Fifteen to 25 percent of lower back pain can be attributed to the sacroiliac (SI) joint, which connects the pelvic bone to the spine. Issues with the SI joint are sometimes treated with physical therapy, chiropractic adjustments, or medical injections, but these options are only temporary and must be repeated for ongoing relief.
Sacroiliac (SI) Fusion surgery offers a long-term solution. First performed in West Michigan in spring 2012 by Jürgen Lüders, MD, director of Neurosurgery at the Saint Mary’s Hauenstein Neuroscience Center, sacroiliac joint fusion surgery has already helped nearly a dozen people in the area.
One of those helped is Alberta Hoekwater, 77, suffers from back pain secondary to her SI joints, which has caused her SI joint to deteriorate. After three years of suffering and seeking various treatments, Alberta got a second opinion from The Hauenstein Center. She underwent her first surgery on July 5, 2012 for one side, and two months later, Lüders performed surgery on the other side.
“I could tell a difference, as the pain was gone on the first side I had surgery on,” Alberta says. “That’s why I agreed right away to surgery on the second side, because I could tell the immediate results.”
Through a single two-inch incision, Lüders inserted two to three titanium implants to connect the spine and pelvic bone, minimizing soft tissue damage as compared to an open surgery.
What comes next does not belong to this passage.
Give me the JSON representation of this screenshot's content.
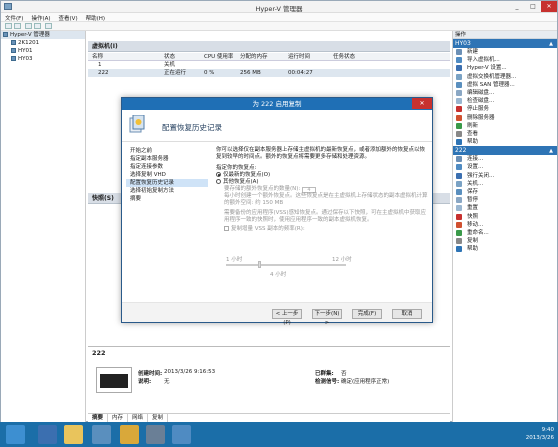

The surgery lasted about an hour, and patients typically go home from the hospital the next day. Since her surgery, The Hauenstein Neuroscience Center physical therapy team has worked with Alberta to get her to bear full weight by six weeks, which is faster than average for patients who receive this surgery.
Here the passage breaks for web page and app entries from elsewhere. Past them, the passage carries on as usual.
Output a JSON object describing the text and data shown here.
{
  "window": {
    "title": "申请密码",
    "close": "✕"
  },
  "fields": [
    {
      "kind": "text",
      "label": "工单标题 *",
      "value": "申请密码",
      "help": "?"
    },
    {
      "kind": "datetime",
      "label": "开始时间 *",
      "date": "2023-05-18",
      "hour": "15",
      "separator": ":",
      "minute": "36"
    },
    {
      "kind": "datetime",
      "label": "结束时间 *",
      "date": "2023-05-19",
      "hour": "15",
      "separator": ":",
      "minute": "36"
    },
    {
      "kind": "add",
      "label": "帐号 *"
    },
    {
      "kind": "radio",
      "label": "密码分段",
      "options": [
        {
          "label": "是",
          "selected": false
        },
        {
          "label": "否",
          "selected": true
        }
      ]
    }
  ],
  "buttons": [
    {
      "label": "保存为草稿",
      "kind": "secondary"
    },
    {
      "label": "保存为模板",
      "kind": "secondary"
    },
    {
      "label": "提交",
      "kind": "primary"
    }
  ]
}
“I had been walking with a walker; couldn’t get anywhere without it before,” Alberta says. “After healing from my second surgery, my goal is to be able to not use it at all. I’m hoping to be able to sit in the bleachers when I attend my grandkids’ sports games!”
Within a few months, SI Fusion surgical patients experience a return to normal activity, which for Alberta, has been several years in the waiting.
Facts about Sacroiliac Joint Pain and Treatment Options:
- Symptoms of SI joint pain are trouble sleeping, knees giving way, or acute pain when bending or moving in certain directions.
- Fifteen to 25 percent of lower back pain can be attributed to the sacroiliac (SI) joint, which connects the pelvic bone to the spine.
- Issues with the SI joint are sometimes treated with physical therapy, chiropractic adjustments or medical injections, but these options are only temporary and must be repeated for ongoing relief.
- Repetitive motion, injury from accidents and falling, and even pregnancy, may cause damage to this joint.
- The diagnosing procedure for SI Joint Fusion surgery is an X-ray pain-relieving injection to the SI joint; if a person experiences significant pain relief from it, this will verify SI joint pain.
Source: Saint Mary's Health Care Photo: Jürgen Lüders, MD provided by Saint Mary's Health Care